I read this book shortly after I became fascinated with everything Russian. After reading this book I read Elder Ambrose of Optina by Fr. Sergius Chetverikov. Optina is a famous monastery in Russia that Dostoyevsky visited frequently. Dostoyevsky wrote The Brothers with the specific intention of depicting the real-life, clairvoyant monk, Elder Ambrose, with whom he often sought spiritual counsel. Dostoyevsky's fictional character, Elder Zosima, was modelled after Elder Ambrose and Dostoyevsky put many of the words spoken by Elder Ambrose directly into the mouth of Elder Zosima.

I also just love Dostoyevsky because he was a tortured soul and I tend to like tortured souls because I myself am a tortured soul.

3. Till We Have Faces - C.S. Lewis

A re-telling of the classic tale of Psyche and Cupid. I really identified with the main character's god-angst. This book gives readers a picture of what it would be like to live with an orthodox pagan worldview, not this neo-happy-go-lucky-paganism that is popular today.

4. Middlemarch - George Eliot

They knew how to write back then (1871). If you think you're a good writer, read this book and realize that you're not.

5. Out Of Africa - Isak Dineson

Breathtaking, elegant, and a fascinating look into Africa.

6. Things Fall Apart - Chinua Achebe

Another fascinating look into Africa.

7. The Chosen - Chaim Potok

A great book for young and old adults alike. A peek into the lives of Jews (Orthodox and otherwise) living in Brooklyn during WWII.

8. Love Medicine - Louise Erdrich

I read this book for a American Indian Literature class I took last fall. I love the way this woman writes and I copied entire passages into my offline journal.

9. Black Elk Speaks as told to John G. Neihardt

Another book I read for my American Indian Lit. class. I venerate Black Elk as a saint and hope to paint an icon of him some day and make a pilgrimage to his grave.

10, One Hundred Years of Solitude - Gabriel Garcia Marquez

I'm reading this right now and I'm spellbound.

Honorable Mentions:
Youth of the Apocalypse - Monks John Marler and Andrew Wurmuth
1984 George Orwell
Jane Eyre - Charlotte Bronte
To Kill a Mockingbird - Harper Lee
Tonto and Lone Ranger Fist-Fight in Heaven - Sherman Alexie
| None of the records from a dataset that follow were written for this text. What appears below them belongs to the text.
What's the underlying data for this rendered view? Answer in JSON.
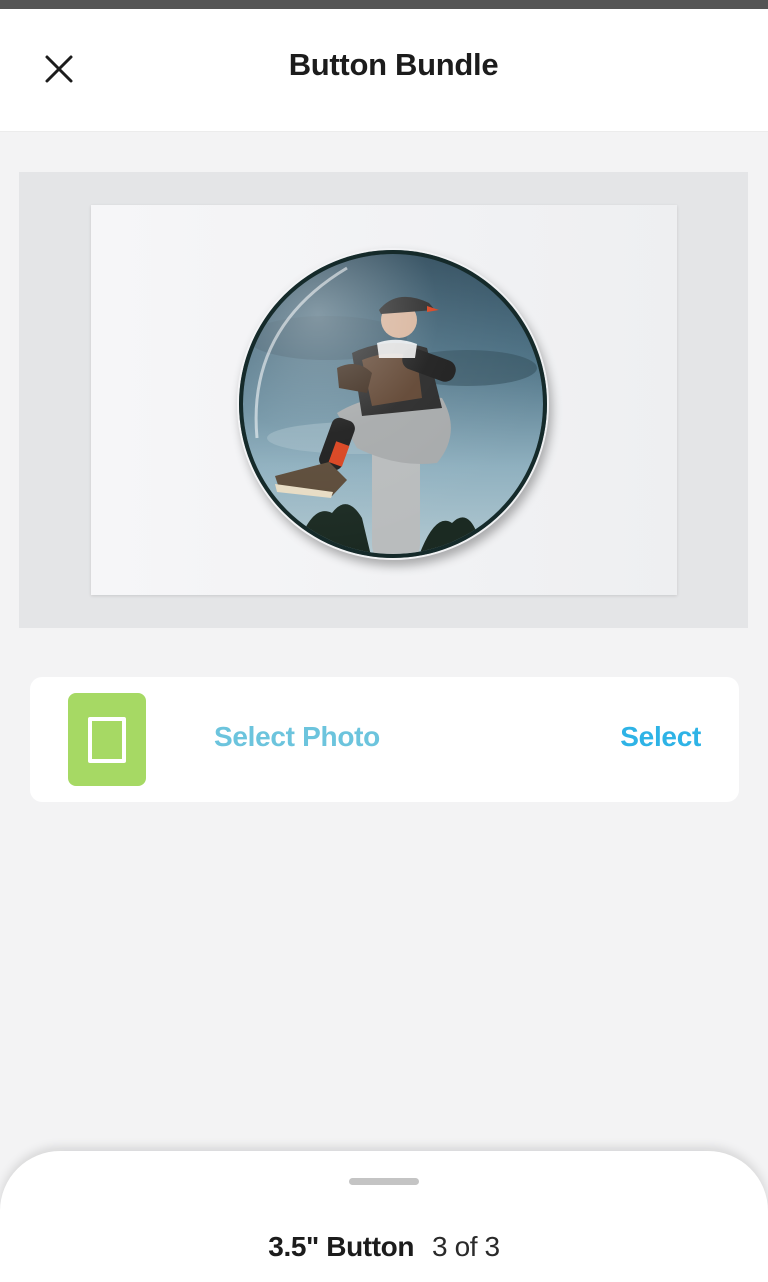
{
  "header": {
    "title": "Button Bundle",
    "close_icon": "close-icon"
  },
  "preview": {
    "image_description": "photo-of-baseball-pitcher-on-round-button"
  },
  "photo_selector": {
    "thumbnail_icon": "photo-frame-icon",
    "label": "Select Photo",
    "action_label": "Select",
    "colors": {
      "thumbnail_bg": "#a6d964",
      "label": "#6cc4dd",
      "action": "#2eb3e6"
    }
  },
  "bottom_sheet": {
    "item_name": "3.5\" Button",
    "item_count": "3 of 3"
  }
}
***For extra credit tell me how many of my top ten books were written by women. Do not include honorable mentions.